(TASK DATA)
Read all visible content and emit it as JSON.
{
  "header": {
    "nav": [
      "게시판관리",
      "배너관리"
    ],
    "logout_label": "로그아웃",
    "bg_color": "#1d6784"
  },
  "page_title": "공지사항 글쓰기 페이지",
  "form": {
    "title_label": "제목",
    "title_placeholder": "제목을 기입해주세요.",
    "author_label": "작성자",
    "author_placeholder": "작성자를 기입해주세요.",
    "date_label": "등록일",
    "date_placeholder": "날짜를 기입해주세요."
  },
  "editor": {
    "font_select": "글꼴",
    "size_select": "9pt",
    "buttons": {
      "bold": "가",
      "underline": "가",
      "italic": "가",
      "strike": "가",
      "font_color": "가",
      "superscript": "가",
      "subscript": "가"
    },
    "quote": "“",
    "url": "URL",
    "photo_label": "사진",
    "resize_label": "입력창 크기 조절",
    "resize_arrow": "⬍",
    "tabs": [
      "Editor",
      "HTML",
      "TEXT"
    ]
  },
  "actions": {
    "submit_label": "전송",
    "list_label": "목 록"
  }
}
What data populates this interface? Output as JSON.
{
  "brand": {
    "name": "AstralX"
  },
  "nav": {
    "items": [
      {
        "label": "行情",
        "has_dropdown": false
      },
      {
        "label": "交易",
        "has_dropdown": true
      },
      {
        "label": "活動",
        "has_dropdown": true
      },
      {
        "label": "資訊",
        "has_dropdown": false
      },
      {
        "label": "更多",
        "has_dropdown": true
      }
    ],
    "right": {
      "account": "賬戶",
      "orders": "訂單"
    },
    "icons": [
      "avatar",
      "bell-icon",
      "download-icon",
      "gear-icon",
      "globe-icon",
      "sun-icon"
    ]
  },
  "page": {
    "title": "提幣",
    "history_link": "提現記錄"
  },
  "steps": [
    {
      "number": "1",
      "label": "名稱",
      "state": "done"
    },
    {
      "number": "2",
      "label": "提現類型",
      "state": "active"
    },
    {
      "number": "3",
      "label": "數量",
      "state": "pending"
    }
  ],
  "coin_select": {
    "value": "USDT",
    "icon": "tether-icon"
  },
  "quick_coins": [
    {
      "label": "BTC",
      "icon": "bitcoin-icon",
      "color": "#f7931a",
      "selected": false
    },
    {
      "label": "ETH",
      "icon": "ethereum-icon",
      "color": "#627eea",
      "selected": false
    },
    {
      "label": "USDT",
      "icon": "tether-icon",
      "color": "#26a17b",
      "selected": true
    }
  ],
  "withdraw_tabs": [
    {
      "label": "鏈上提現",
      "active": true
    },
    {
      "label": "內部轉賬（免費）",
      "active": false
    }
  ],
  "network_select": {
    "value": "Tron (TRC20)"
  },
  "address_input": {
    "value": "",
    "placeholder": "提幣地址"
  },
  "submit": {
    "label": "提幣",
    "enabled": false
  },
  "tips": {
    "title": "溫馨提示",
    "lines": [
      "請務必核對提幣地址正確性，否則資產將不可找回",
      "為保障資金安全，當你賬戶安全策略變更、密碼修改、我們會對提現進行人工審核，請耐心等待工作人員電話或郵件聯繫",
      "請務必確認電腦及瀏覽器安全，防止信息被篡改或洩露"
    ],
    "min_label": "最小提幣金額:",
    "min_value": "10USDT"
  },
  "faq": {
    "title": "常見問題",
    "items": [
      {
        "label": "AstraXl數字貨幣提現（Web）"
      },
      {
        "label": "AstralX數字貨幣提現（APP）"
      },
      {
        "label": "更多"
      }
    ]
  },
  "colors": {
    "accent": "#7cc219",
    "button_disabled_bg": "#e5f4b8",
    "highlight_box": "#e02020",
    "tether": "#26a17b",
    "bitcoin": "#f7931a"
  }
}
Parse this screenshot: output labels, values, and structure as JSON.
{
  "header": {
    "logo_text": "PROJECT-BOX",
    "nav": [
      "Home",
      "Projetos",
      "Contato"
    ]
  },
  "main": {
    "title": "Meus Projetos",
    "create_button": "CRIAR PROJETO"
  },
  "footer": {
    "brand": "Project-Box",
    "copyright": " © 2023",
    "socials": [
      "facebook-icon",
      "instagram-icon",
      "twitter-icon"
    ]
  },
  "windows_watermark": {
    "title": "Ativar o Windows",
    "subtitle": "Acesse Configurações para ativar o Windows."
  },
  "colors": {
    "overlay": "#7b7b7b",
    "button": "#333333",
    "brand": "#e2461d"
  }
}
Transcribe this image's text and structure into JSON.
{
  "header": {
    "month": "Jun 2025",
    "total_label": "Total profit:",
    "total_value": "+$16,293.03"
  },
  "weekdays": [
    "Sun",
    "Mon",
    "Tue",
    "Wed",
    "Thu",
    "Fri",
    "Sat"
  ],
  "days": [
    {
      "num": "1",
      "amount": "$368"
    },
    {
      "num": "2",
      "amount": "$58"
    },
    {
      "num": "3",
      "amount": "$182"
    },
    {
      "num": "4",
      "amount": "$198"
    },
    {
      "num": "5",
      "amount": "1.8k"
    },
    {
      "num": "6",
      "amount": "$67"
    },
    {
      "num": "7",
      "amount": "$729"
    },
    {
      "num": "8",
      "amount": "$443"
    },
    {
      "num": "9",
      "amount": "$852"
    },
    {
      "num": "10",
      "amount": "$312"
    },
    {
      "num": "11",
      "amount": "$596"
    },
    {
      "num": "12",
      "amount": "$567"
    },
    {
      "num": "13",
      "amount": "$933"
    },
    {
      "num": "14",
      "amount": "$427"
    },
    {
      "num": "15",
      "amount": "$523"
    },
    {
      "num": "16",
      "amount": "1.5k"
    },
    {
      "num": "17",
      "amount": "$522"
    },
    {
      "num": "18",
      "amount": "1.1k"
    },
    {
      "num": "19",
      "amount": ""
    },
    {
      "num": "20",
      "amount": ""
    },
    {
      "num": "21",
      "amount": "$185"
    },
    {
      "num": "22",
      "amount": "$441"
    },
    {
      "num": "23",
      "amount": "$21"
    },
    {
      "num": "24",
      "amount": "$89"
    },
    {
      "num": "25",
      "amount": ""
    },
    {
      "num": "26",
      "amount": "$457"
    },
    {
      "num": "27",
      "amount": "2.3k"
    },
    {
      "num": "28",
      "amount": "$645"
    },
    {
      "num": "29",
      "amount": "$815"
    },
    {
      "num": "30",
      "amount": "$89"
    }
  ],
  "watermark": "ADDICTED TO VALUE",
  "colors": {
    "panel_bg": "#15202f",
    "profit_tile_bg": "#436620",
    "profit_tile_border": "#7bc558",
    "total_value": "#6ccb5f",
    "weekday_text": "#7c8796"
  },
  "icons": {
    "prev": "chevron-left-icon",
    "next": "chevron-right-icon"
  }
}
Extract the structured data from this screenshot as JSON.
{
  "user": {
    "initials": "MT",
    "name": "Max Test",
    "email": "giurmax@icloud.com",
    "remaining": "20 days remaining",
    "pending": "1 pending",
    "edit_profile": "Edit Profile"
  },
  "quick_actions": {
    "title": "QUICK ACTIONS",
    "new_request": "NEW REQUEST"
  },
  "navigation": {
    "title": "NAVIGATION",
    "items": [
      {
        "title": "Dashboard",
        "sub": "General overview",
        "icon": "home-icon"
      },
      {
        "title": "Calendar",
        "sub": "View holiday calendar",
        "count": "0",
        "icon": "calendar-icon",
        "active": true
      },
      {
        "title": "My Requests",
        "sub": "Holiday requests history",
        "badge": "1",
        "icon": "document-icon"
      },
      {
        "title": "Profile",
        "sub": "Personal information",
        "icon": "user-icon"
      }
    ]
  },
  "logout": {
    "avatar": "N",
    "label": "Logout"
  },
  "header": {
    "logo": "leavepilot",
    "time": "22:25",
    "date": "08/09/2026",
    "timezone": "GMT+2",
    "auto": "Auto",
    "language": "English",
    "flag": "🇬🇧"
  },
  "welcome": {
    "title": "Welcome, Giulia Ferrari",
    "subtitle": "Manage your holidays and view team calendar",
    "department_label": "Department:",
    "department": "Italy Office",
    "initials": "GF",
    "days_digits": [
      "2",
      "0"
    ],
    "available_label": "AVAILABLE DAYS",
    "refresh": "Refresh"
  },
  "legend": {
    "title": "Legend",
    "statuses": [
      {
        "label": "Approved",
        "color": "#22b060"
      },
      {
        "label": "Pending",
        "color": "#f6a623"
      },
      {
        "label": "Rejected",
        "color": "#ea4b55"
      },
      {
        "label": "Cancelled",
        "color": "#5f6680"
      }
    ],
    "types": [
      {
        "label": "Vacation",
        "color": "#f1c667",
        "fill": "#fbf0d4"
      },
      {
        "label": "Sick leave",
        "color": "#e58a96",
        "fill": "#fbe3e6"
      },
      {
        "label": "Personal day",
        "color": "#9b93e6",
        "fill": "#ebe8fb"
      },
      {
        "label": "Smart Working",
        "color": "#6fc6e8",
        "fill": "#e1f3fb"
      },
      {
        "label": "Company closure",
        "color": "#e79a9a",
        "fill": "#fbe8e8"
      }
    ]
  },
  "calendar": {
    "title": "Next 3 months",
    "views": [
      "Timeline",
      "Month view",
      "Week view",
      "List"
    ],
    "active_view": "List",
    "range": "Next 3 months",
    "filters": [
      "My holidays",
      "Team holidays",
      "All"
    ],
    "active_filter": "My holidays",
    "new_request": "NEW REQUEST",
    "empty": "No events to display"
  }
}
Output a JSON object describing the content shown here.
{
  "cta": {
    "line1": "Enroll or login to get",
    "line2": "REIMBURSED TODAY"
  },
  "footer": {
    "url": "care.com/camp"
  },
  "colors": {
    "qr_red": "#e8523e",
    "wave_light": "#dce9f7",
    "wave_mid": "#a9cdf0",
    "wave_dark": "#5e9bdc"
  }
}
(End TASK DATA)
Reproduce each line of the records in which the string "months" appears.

## OUTPUT FOR THIS EXERCISE
    "title": "Next 3 months",
    "range": "Next 3 months",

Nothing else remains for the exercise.